“Of Sallets, simple and plain: First then to speak of Sallets, there be some simple, some compounded, some only to furnish out the Table, and some both for use and adornation: your simple Sallets are Chibols pilled, washt clean, and half of the green tops cut clean away, and so served on a fruit dish, or Chives, Scallions, Rhaddish roots, boyled Carrets, Skirrets and Turnips, with such like served up simply: Also, all young Lettuce, Cabbage-Lettuce, Purslane, and divers other herbs which may be served simply without any thing but a little Vinegar, Sallet Oyl and Sugar; Onions boyled; and stript from their rind, and served up with Vinegar, Oyl and Pepper, is a good simple Sallet; so is Camphire, Bean-cods, Sparagus, and Cucumbers, served in likewise with Oyl, Venegar and Pepper, with a world of others, too tedious to nominate.

Of compound Sallet: Your compound Sallets, are first the young buds and Knots of all manner of wholesome Herbs at their first springing; as red Sage, Mint, Lettuce, Violets, Marigold, Spinage, and many other mixed together and then served up to the Table with Vinegar, Sallet-Oyl, and Sugar.

Another compound Sallet: To compound an Excellent Sallet, and which indeed is usual at great Feasts, and upon Princes Tables: Take a good quantity of blancht Almonds, and with your shredding knife cut them grosly; then take as many Raisons of the Sun clean washt, and the stones pickt out, as many Figs shred like the Almonds, as many Capers, twice so may Olives, and as many Currants as all the rest, clean washt, a good handful of the small tender leaves of red Sage and Spinage: mix all these well together with a good store of Sugar, and lay them in the bottom of a great dish; then put unto them Vinegar and Oyl, and scrape more sugar over all: then take Oranges and Lemons, and paring away the outward pills, cut them into thin slices, then with those slices cover the Sallet all over; which done, take the find thing leave of the red Cole-flower, and with them cover the Oranges and Lemmons all over; then over those Red leaves lay another course of old Olives, and the slices of well pickled Cucumers, together with the very inward heart of Cabbage-Lettuce cut into slices, then adorn the sides of the dish, and the top of the Sallet, with more slices of Lemmons and Oranges, and so serve it up.”

Handwashing, Serving and Gifting in 14th Century

In about 1390, The Forme of Cury was compiled by Samuel Pegge (18th Century Vicar and Antiquarian). The actual book was written by the Master-Cooks of King RICHARD II, then much later, presented to Queen Elizabeth.
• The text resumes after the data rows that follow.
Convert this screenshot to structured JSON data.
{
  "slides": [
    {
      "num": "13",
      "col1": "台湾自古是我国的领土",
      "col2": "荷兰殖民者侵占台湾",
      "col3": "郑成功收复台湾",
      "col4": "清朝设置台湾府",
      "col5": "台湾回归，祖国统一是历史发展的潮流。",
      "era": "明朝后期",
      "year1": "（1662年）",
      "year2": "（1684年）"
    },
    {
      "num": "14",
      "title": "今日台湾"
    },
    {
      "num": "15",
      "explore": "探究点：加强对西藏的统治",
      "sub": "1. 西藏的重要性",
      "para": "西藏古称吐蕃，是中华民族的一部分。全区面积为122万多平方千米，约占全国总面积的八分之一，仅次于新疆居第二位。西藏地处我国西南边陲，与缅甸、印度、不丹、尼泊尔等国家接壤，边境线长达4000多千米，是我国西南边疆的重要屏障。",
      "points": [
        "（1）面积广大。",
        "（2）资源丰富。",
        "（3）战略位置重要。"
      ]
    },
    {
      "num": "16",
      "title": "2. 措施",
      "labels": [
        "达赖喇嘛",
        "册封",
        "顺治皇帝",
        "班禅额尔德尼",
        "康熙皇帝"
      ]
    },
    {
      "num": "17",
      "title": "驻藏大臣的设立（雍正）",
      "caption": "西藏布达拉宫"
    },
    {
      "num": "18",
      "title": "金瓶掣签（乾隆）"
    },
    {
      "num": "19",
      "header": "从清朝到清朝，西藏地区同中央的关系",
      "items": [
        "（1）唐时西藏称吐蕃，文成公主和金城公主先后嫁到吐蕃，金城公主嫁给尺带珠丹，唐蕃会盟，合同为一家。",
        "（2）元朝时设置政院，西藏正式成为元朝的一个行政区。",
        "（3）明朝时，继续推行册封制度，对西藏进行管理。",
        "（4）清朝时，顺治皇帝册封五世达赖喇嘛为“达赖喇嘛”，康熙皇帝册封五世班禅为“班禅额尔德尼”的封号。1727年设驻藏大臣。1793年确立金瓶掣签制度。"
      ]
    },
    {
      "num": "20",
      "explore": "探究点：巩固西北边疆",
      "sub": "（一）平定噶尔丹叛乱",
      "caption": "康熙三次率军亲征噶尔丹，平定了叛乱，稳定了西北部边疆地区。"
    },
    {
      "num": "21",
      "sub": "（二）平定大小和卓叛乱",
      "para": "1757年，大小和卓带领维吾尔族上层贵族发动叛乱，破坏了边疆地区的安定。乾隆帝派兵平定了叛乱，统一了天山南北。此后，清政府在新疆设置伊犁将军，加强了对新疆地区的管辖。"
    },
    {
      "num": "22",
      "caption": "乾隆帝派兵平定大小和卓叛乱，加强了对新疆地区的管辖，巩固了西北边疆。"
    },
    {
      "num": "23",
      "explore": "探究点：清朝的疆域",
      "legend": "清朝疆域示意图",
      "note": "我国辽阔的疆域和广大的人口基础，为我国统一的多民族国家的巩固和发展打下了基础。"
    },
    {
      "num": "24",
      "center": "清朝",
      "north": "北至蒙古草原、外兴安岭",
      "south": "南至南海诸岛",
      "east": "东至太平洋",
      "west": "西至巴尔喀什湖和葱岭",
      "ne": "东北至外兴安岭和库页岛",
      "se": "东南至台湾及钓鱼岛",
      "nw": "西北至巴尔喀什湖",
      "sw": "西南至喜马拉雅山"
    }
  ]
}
Elizabeth, queen of king Henry VII. was crowned A. 1487.

As with many historic cookbooks, the forward has a great amount of historic data about their current life (what they ate), social commentary, as well as some ideas as what happened before them. I will be posting some of the more interesting comments they make over the next few months in the blog.
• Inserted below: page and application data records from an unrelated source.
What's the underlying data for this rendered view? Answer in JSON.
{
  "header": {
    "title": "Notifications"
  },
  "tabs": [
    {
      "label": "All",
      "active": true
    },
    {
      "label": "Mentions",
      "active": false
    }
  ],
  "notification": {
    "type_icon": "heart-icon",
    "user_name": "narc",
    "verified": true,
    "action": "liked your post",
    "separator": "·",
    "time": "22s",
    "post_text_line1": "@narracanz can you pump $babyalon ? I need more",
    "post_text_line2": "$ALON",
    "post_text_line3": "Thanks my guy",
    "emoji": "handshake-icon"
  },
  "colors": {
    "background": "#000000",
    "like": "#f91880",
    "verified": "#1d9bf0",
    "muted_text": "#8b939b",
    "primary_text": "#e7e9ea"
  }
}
Here is something about meat, how it is usually served, and why handwashing is done. There is also some other interesting points, however made by as far as I can tell, Samuel Pegge in the 18th Century:
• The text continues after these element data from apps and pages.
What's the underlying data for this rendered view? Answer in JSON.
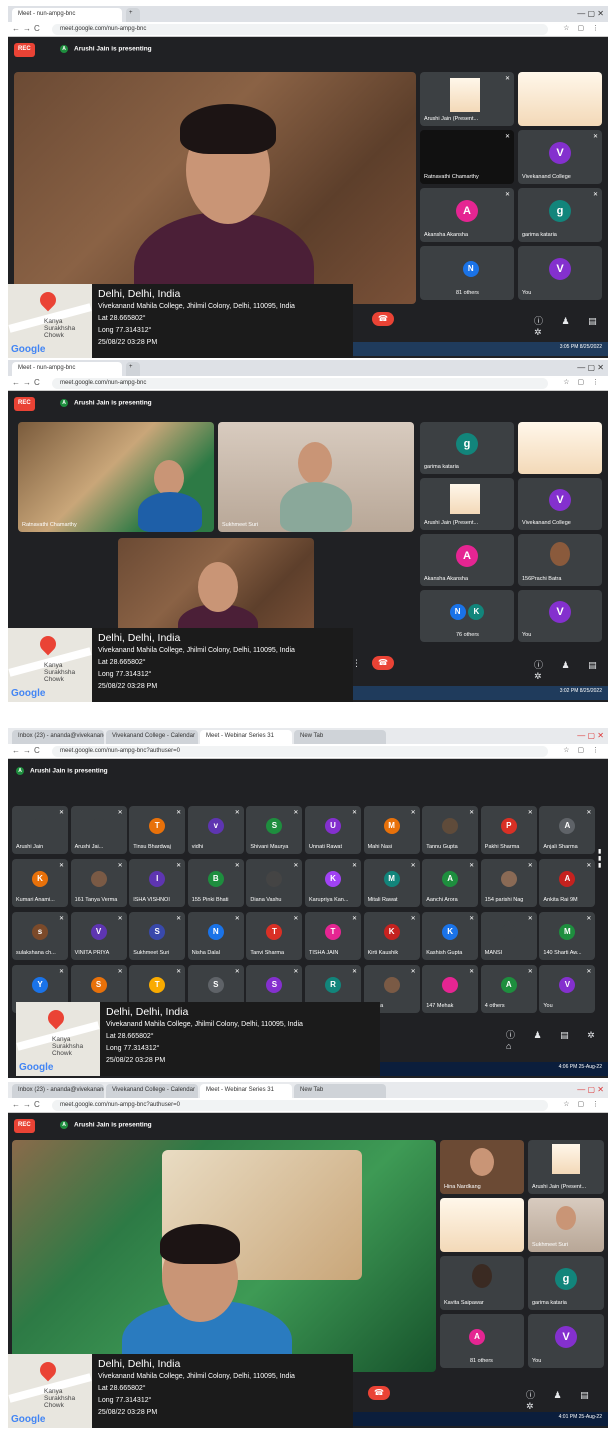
{
  "shot1": {
    "tab_title": "Meet - nun-ampg-bnc",
    "url": "meet.google.com/nun-ampg-bnc",
    "rec_label": "REC",
    "presenting_avatar": "A",
    "presenting_text": "Arushi Jain is presenting",
    "tiles": [
      {
        "name": "Arushi Jain (Present...",
        "avatar": ""
      },
      {
        "name": "",
        "avatar": ""
      },
      {
        "name": "Ratnavathi Chamarthy",
        "avatar": ""
      },
      {
        "name": "Vivekanand College",
        "avatar": "V"
      },
      {
        "name": "Akansha Akansha",
        "avatar": "A"
      },
      {
        "name": "garima kataria",
        "avatar": "g"
      },
      {
        "name": "81 others",
        "avatar": "N"
      },
      {
        "name": "You",
        "avatar": "V"
      }
    ],
    "taskbar_time": "3:05 PM",
    "taskbar_date": "8/25/2022"
  },
  "shot2": {
    "tab_title": "Meet - nun-ampg-bnc",
    "url": "meet.google.com/nun-ampg-bnc",
    "rec_label": "REC",
    "presenting_avatar": "A",
    "presenting_text": "Arushi Jain is presenting",
    "tiles": [
      {
        "name": "Ratnavathi Chamarthy",
        "avatar": ""
      },
      {
        "name": "Sukhmeet Suri",
        "avatar": ""
      },
      {
        "name": "garima kataria",
        "avatar": "g"
      },
      {
        "name": "",
        "avatar": ""
      },
      {
        "name": "Arushi Jain (Present...",
        "avatar": ""
      },
      {
        "name": "Vivekanand College",
        "avatar": "V"
      },
      {
        "name": "Akansha Akansha",
        "avatar": "A"
      },
      {
        "name": "156Prachi Batra",
        "avatar": ""
      },
      {
        "name": "76 others",
        "avatar": "N"
      },
      {
        "name": "You",
        "avatar": "V"
      }
    ],
    "others_second_avatar": "K",
    "taskbar_time": "3:02 PM",
    "taskbar_date": "8/25/2022"
  },
  "shot3": {
    "tabs": [
      "Inbox (23) - ananda@vivekanand...",
      "Vivekanand College - Calendar",
      "Meet - Webinar Series 31",
      "New Tab"
    ],
    "url": "meet.google.com/nun-ampg-bnc?authuser=0",
    "presenting_avatar": "A",
    "presenting_text": "Arushi Jain is presenting",
    "grid": [
      {
        "name": "Arushi Jain",
        "avatar": "",
        "color": "#3c4043"
      },
      {
        "name": "Arushi Jai...",
        "avatar": "",
        "color": "#3c4043"
      },
      {
        "name": "Tinsu Bhardwaj",
        "avatar": "T",
        "color": "#e8710a"
      },
      {
        "name": "vidhi",
        "avatar": "v",
        "color": "#5e35b1"
      },
      {
        "name": "Shivani Maurya",
        "avatar": "S",
        "color": "#1e8e3e"
      },
      {
        "name": "Unnati Rawat",
        "avatar": "U",
        "color": "#8430ce"
      },
      {
        "name": "Mahi Nasi",
        "avatar": "M",
        "color": "#e8710a"
      },
      {
        "name": "Tannu Gupta",
        "avatar": "",
        "color": "#5f4b3a"
      },
      {
        "name": "Pakhi Sharma",
        "avatar": "P",
        "color": "#d93025"
      },
      {
        "name": "Anjali Sharma",
        "avatar": "A",
        "color": "#5f6368"
      },
      {
        "name": "Kumari Anami...",
        "avatar": "K",
        "color": "#e8710a"
      },
      {
        "name": "161 Tanya Verma",
        "avatar": "",
        "color": "#7a5a45"
      },
      {
        "name": "ISHA VISHNOI",
        "avatar": "I",
        "color": "#5e35b1"
      },
      {
        "name": "155 Pinki Bhati",
        "avatar": "B",
        "color": "#1e8e3e"
      },
      {
        "name": "Diana Vashu",
        "avatar": "",
        "color": "#444"
      },
      {
        "name": "Karupriya Kan...",
        "avatar": "K",
        "color": "#a142f4"
      },
      {
        "name": "Mitali Rawat",
        "avatar": "M",
        "color": "#12857b"
      },
      {
        "name": "Aanchi Arora",
        "avatar": "A",
        "color": "#1e8e3e"
      },
      {
        "name": "154 parishi Nag",
        "avatar": "",
        "color": "#8a6a55"
      },
      {
        "name": "Ankita Rai 9M",
        "avatar": "A",
        "color": "#c5221f"
      },
      {
        "name": "sulakshana ch...",
        "avatar": "s",
        "color": "#7b4a2a"
      },
      {
        "name": "VINITA PRIYA",
        "avatar": "V",
        "color": "#5e35b1"
      },
      {
        "name": "Sukhmeet Suri",
        "avatar": "S",
        "color": "#3949ab"
      },
      {
        "name": "Nisha Dalal",
        "avatar": "N",
        "color": "#1a73e8"
      },
      {
        "name": "Tanvi Sharma",
        "avatar": "T",
        "color": "#d93025"
      },
      {
        "name": "TISHA JAIN",
        "avatar": "T",
        "color": "#e52592"
      },
      {
        "name": "Kirti Kaushik",
        "avatar": "K",
        "color": "#c5221f"
      },
      {
        "name": "Kashish Gupta",
        "avatar": "K",
        "color": "#1a73e8"
      },
      {
        "name": "MANSI",
        "avatar": "",
        "color": "#3c4043"
      },
      {
        "name": "140 Sharti Aw...",
        "avatar": "M",
        "color": "#1e8e3e"
      },
      {
        "name": "",
        "avatar": "Y",
        "color": "#1a73e8"
      },
      {
        "name": "",
        "avatar": "S",
        "color": "#e8710a"
      },
      {
        "name": "",
        "avatar": "T",
        "color": "#f9ab00"
      },
      {
        "name": "",
        "avatar": "S",
        "color": "#5f6368"
      },
      {
        "name": "",
        "avatar": "S",
        "color": "#8430ce"
      },
      {
        "name": "",
        "avatar": "R",
        "color": "#12857b"
      },
      {
        "name": "...ehra",
        "avatar": "",
        "color": "#7a5a45"
      },
      {
        "name": "147 Mehak",
        "avatar": "",
        "color": "#e52592"
      },
      {
        "name": "4 others",
        "avatar": "A",
        "color": "#1e8e3e"
      },
      {
        "name": "You",
        "avatar": "V",
        "color": "#8430ce"
      }
    ],
    "taskbar_time": "4:06 PM",
    "taskbar_date": "25-Aug-22"
  },
  "shot4": {
    "tabs": [
      "Inbox (23) - ananda@vivekanand...",
      "Vivekanand College - Calendar",
      "Meet - Webinar Series 31",
      "New Tab"
    ],
    "url": "meet.google.com/nun-ampg-bnc?authuser=0",
    "rec_label": "REC",
    "presenting_avatar": "A",
    "presenting_text": "Arushi Jain is presenting",
    "tiles": [
      {
        "name": "Hina Nardkang",
        "avatar": ""
      },
      {
        "name": "Arushi Jain (Present...",
        "avatar": ""
      },
      {
        "name": "",
        "avatar": ""
      },
      {
        "name": "Sukhmeet Suri",
        "avatar": ""
      },
      {
        "name": "Kavita Saipawar",
        "avatar": ""
      },
      {
        "name": "garima kataria",
        "avatar": "g"
      },
      {
        "name": "81 others",
        "avatar": "A"
      },
      {
        "name": "You",
        "avatar": "V"
      }
    ],
    "taskbar_time": "4:01 PM",
    "taskbar_date": "25-Aug-22"
  },
  "geo": {
    "map_label_1": "Kanya",
    "map_label_2": "Surakhsha",
    "map_label_3": "Chowk",
    "map_logo": "Google",
    "city": "Delhi, Delhi, India",
    "address": "Vivekanand Mahila College, Jhilmil Colony, Delhi, 110095, India",
    "lat": "Lat 28.665802°",
    "long": "Long 77.314312°",
    "datetime": "25/08/22 03:28 PM"
  },
  "icons": {
    "end_call": "phone-hangup-icon",
    "info": "info-icon",
    "people": "people-icon",
    "chat": "chat-icon",
    "activities": "activities-icon",
    "mic_off": "mic-off-icon"
  },
  "colors": {
    "meet_bg": "#202124",
    "tile_bg": "#3c4043",
    "rec_red": "#ea4335",
    "present_green": "#1e8e3e",
    "avatar_purple": "#8430ce",
    "avatar_green": "#1e8e3e",
    "avatar_pink": "#e52592"
  }
}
“My next observation is, that the messes both in the roll and the
Editor’s MS, are chiefly soups, potages, ragouts, hashes, and the
like hotche-potches; entire joints of meat being never served, and animals, whether fish or fowl, seldom brought to table whole, but hacked and hewed, and cut in pieces or gobbets [77]; the mortar also was in great request, some messes being actually denominated from it, as mortrews, or morterelys as in the Editor’s MS. Now in this state of things, the general mode of eating must either have been with the spoon or the fingers; and this perhaps may have been the reason that spoons became an usual present from gossips to their god-children at christenings [78]; and that the bason and ewer, for washing before and after dinner, was introduced, whence the ewerer was a great officer [79], and the ewery is retained at Court to this day [80]; we meet with damaske water after dinner [81], I presume, perfumed; and the words ewer plainly come from the Saxon or French eau water.